--- Listed entries ---

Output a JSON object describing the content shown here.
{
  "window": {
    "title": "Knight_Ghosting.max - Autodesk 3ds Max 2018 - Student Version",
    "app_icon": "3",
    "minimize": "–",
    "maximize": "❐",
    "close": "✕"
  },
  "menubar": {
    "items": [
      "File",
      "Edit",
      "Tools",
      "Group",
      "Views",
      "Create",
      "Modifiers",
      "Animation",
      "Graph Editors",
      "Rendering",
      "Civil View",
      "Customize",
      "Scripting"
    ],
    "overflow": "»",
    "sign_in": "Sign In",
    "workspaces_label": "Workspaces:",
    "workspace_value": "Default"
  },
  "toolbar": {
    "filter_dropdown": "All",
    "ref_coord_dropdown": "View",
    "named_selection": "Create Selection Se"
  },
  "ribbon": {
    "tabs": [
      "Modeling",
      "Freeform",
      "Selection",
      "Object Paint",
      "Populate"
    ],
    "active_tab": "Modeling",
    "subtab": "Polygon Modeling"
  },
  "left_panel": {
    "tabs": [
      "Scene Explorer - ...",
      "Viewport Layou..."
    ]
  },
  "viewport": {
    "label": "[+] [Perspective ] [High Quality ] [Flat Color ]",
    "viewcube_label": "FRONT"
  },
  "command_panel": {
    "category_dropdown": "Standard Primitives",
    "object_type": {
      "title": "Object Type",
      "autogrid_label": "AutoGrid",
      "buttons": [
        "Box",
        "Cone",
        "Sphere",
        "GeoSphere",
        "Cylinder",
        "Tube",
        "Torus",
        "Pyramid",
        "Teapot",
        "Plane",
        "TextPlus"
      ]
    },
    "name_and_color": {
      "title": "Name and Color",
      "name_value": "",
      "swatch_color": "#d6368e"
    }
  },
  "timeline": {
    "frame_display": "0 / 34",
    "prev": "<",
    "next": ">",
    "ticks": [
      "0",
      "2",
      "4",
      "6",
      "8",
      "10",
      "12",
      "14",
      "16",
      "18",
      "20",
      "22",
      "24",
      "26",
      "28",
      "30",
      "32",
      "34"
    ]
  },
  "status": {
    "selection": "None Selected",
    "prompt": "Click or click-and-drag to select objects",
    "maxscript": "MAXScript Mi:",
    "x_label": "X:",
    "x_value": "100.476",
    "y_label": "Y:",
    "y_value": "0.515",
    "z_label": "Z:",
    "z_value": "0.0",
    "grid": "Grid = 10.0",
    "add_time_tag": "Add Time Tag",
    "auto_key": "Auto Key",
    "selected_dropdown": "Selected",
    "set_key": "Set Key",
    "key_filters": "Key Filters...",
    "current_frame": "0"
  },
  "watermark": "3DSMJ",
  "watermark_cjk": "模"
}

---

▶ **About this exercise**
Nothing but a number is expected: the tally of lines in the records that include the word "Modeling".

▶ **Solution to the exercise**
3